After crossing the finish line of my first half marathon, I came across this guy who had completed the run barefoot, and that too in just over 1.5 hrs. This was fantastic timing for any amateur — much better than mine, for sure.
Post-run, my friends and I were celebrating, clicking photos with our medals as if we had beaten Michael Phelps in swimming.
But that barefoot guy was just casually chatting with some people — no photos, no celebrations, no triumphalism.
Why was that?
Since it was probably that barefoot guy’s 10th or 20th half marathon, he knew what to expect — no surprise.
Our brain’s reward system is designed to get excited about ‘getting more’, not what we already have. It does this by releasing copious amounts of dopamine when we get a positive surprise.
This reward system seems messed up — why would it make us constantly seek more and feel unhappy? Because it helped our ancestors survive by always looking for more food, more resources.
Unfortunately, what was once good for survival is often no longer good for happiness. Case in point — eating too much sugar.
By taking things for granted and always seeking more, we end up perpetually unhappy.
In fact, when I finished the next half-marathon, I took no photos. I just went home and dumped the medal somewhere.

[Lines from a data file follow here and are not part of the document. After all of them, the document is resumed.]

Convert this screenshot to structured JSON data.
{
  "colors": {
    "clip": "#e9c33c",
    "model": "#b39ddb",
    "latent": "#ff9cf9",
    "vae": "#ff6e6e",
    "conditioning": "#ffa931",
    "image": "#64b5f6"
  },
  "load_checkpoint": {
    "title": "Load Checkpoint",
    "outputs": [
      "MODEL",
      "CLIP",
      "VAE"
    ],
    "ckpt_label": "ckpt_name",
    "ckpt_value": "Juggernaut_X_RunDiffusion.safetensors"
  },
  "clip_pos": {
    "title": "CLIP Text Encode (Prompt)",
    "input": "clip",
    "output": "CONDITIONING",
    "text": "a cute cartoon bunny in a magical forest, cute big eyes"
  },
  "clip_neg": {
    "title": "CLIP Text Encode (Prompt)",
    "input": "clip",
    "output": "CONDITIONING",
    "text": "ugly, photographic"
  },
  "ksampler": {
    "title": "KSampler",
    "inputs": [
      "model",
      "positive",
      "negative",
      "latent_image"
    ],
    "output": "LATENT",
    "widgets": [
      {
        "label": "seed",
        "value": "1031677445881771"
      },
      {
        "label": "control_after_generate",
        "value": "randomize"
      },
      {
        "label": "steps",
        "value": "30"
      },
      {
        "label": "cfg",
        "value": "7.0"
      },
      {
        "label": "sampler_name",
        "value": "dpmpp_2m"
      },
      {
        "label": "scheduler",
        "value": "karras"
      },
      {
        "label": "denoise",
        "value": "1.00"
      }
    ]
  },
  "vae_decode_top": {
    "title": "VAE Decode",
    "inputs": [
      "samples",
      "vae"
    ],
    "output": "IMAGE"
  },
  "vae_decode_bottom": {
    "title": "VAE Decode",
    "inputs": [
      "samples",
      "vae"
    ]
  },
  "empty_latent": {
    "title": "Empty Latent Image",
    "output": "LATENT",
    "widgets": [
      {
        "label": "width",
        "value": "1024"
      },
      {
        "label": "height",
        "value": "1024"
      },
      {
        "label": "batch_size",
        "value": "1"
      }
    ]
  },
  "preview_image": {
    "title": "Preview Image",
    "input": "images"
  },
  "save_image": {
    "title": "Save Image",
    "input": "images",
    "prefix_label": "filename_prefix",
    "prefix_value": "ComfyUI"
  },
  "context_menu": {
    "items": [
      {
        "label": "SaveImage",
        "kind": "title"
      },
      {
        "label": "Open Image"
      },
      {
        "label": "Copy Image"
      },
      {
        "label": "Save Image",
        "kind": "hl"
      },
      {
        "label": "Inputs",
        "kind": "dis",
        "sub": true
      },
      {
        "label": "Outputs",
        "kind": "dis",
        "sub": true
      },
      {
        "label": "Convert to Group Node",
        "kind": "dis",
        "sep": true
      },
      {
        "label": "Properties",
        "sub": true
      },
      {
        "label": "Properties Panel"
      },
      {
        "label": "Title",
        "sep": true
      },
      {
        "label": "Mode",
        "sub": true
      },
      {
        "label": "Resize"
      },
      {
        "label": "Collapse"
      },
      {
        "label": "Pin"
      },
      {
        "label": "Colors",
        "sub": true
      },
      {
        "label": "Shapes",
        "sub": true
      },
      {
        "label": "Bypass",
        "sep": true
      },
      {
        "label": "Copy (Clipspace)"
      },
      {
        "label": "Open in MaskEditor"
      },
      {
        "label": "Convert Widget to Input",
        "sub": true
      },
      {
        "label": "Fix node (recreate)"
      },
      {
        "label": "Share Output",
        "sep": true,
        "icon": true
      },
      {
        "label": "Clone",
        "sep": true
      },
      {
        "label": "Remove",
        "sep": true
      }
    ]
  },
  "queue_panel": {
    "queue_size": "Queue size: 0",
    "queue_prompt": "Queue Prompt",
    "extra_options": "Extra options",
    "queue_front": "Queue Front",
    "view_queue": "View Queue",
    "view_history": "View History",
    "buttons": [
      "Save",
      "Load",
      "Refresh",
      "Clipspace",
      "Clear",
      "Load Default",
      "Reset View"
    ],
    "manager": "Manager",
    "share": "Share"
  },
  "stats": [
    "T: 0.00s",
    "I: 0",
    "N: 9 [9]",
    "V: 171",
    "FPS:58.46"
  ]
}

Happiness has nothing to do with the world outside, but the one inside our brain.